Data excerpts:
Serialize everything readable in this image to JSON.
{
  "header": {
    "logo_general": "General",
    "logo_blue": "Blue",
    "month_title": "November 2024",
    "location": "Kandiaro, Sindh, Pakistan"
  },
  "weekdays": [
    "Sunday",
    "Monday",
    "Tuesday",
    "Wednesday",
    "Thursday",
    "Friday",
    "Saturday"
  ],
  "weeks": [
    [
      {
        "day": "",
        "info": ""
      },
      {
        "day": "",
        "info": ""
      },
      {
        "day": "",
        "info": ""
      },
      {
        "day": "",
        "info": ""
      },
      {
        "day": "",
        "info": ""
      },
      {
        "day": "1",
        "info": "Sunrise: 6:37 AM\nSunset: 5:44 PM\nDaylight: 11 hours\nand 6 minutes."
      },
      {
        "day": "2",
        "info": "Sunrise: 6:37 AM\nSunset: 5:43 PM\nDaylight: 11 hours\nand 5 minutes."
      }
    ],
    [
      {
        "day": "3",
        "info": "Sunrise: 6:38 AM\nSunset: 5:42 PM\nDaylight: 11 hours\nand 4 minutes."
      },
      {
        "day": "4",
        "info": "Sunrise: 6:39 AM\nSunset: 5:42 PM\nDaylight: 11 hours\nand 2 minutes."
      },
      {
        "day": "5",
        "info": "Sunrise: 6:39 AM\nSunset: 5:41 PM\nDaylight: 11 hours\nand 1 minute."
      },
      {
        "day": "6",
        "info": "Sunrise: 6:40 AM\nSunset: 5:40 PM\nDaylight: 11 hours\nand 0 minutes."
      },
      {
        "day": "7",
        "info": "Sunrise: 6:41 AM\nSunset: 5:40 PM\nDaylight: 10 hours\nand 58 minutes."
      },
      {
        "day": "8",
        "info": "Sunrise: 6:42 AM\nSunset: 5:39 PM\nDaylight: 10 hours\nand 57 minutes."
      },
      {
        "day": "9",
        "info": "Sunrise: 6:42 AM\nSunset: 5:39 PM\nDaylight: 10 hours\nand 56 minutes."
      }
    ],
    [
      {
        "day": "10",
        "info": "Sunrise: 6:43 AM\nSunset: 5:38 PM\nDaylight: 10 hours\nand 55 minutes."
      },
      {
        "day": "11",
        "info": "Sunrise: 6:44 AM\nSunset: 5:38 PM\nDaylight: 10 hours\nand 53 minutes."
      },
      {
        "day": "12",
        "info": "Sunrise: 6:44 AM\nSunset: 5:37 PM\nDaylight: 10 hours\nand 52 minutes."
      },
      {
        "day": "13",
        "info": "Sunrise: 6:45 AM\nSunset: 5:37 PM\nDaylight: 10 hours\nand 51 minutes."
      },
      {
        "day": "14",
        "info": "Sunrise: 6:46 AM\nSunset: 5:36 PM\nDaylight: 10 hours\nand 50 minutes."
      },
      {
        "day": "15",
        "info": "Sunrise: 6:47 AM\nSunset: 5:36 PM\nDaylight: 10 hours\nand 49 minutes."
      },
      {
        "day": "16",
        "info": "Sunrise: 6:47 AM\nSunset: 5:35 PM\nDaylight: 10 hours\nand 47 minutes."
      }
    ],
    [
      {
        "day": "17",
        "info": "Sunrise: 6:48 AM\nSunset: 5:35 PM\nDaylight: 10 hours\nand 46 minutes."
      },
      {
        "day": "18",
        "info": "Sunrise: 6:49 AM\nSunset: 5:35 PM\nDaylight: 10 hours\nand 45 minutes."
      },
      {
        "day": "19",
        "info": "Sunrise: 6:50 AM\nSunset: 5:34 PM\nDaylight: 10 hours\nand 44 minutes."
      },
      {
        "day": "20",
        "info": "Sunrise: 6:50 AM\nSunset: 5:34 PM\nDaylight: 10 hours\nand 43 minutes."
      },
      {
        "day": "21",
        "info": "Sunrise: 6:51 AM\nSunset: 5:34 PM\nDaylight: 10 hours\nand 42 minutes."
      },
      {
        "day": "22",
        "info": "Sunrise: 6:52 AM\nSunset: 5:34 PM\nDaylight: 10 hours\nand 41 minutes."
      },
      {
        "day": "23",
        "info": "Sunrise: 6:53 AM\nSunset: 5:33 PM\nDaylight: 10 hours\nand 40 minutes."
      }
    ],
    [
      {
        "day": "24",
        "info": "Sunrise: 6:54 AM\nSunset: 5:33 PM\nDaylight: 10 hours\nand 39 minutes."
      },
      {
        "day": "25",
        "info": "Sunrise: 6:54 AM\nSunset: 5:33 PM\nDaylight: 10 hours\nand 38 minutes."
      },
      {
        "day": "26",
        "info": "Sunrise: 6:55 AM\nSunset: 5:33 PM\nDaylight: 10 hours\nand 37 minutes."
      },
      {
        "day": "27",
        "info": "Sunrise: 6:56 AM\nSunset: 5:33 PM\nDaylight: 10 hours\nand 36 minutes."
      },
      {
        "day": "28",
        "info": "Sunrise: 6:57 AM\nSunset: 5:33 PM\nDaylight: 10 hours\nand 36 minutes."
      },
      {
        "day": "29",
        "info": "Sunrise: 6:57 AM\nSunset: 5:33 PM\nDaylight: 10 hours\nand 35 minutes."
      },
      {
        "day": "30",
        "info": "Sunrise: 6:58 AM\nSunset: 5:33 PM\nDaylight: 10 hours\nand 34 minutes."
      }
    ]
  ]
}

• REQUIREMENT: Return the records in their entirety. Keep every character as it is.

• ANSWER BOX:
Serialize everything readable in this image to JSON.
{
  "header": {
    "logo_general": "General",
    "logo_blue": "Blue",
    "month_title": "November 2024",
    "location": "Kandiaro, Sindh, Pakistan"
  },
  "weekdays": [
    "Sunday",
    "Monday",
    "Tuesday",
    "Wednesday",
    "Thursday",
    "Friday",
    "Saturday"
  ],
  "weeks": [
    [
      {
        "day": "",
        "info": ""
      },
      {
        "day": "",
        "info": ""
      },
      {
        "day": "",
        "info": ""
      },
      {
        "day": "",
        "info": ""
      },
      {
        "day": "",
        "info": ""
      },
      {
        "day": "1",
        "info": "Sunrise: 6:37 AM\nSunset: 5:44 PM\nDaylight: 11 hours\nand 6 minutes."
      },
      {
        "day": "2",
        "info": "Sunrise: 6:37 AM\nSunset: 5:43 PM\nDaylight: 11 hours\nand 5 minutes."
      }
    ],
    [
      {
        "day": "3",
        "info": "Sunrise: 6:38 AM\nSunset: 5:42 PM\nDaylight: 11 hours\nand 4 minutes."
      },
      {
        "day": "4",
        "info": "Sunrise: 6:39 AM\nSunset: 5:42 PM\nDaylight: 11 hours\nand 2 minutes."
      },
      {
        "day": "5",
        "info": "Sunrise: 6:39 AM\nSunset: 5:41 PM\nDaylight: 11 hours\nand 1 minute."
      },
      {
        "day": "6",
        "info": "Sunrise: 6:40 AM\nSunset: 5:40 PM\nDaylight: 11 hours\nand 0 minutes."
      },
      {
        "day": "7",
        "info": "Sunrise: 6:41 AM\nSunset: 5:40 PM\nDaylight: 10 hours\nand 58 minutes."
      },
      {
        "day": "8",
        "info": "Sunrise: 6:42 AM\nSunset: 5:39 PM\nDaylight: 10 hours\nand 57 minutes."
      },
      {
        "day": "9",
        "info": "Sunrise: 6:42 AM\nSunset: 5:39 PM\nDaylight: 10 hours\nand 56 minutes."
      }
    ],
    [
      {
        "day": "10",
        "info": "Sunrise: 6:43 AM\nSunset: 5:38 PM\nDaylight: 10 hours\nand 55 minutes."
      },
      {
        "day": "11",
        "info": "Sunrise: 6:44 AM\nSunset: 5:38 PM\nDaylight: 10 hours\nand 53 minutes."
      },
      {
        "day": "12",
        "info": "Sunrise: 6:44 AM\nSunset: 5:37 PM\nDaylight: 10 hours\nand 52 minutes."
      },
      {
        "day": "13",
        "info": "Sunrise: 6:45 AM\nSunset: 5:37 PM\nDaylight: 10 hours\nand 51 minutes."
      },
      {
        "day": "14",
        "info": "Sunrise: 6:46 AM\nSunset: 5:36 PM\nDaylight: 10 hours\nand 50 minutes."
      },
      {
        "day": "15",
        "info": "Sunrise: 6:47 AM\nSunset: 5:36 PM\nDaylight: 10 hours\nand 49 minutes."
      },
      {
        "day": "16",
        "info": "Sunrise: 6:47 AM\nSunset: 5:35 PM\nDaylight: 10 hours\nand 47 minutes."
      }
    ],
    [
      {
        "day": "17",
        "info": "Sunrise: 6:48 AM\nSunset: 5:35 PM\nDaylight: 10 hours\nand 46 minutes."
      },
      {
        "day": "18",
        "info": "Sunrise: 6:49 AM\nSunset: 5:35 PM\nDaylight: 10 hours\nand 45 minutes."
      },
      {
        "day": "19",
        "info": "Sunrise: 6:50 AM\nSunset: 5:34 PM\nDaylight: 10 hours\nand 44 minutes."
      },
      {
        "day": "20",
        "info": "Sunrise: 6:50 AM\nSunset: 5:34 PM\nDaylight: 10 hours\nand 43 minutes."
      },
      {
        "day": "21",
        "info": "Sunrise: 6:51 AM\nSunset: 5:34 PM\nDaylight: 10 hours\nand 42 minutes."
      },
      {
        "day": "22",
        "info": "Sunrise: 6:52 AM\nSunset: 5:34 PM\nDaylight: 10 hours\nand 41 minutes."
      },
      {
        "day": "23",
        "info": "Sunrise: 6:53 AM\nSunset: 5:33 PM\nDaylight: 10 hours\nand 40 minutes."
      }
    ],
    [
      {
        "day": "24",
        "info": "Sunrise: 6:54 AM\nSunset: 5:33 PM\nDaylight: 10 hours\nand 39 minutes."
      },
      {
        "day": "25",
        "info": "Sunrise: 6:54 AM\nSunset: 5:33 PM\nDaylight: 10 hours\nand 38 minutes."
      },
      {
        "day": "26",
        "info": "Sunrise: 6:55 AM\nSunset: 5:33 PM\nDaylight: 10 hours\nand 37 minutes."
      },
      {
        "day": "27",
        "info": "Sunrise: 6:56 AM\nSunset: 5:33 PM\nDaylight: 10 hours\nand 36 minutes."
      },
      {
        "day": "28",
        "info": "Sunrise: 6:57 AM\nSunset: 5:33 PM\nDaylight: 10 hours\nand 36 minutes."
      },
      {
        "day": "29",
        "info": "Sunrise: 6:57 AM\nSunset: 5:33 PM\nDaylight: 10 hours\nand 35 minutes."
      },
      {
        "day": "30",
        "info": "Sunrise: 6:58 AM\nSunset: 5:33 PM\nDaylight: 10 hours\nand 34 minutes."
      }
    ]
  ]
}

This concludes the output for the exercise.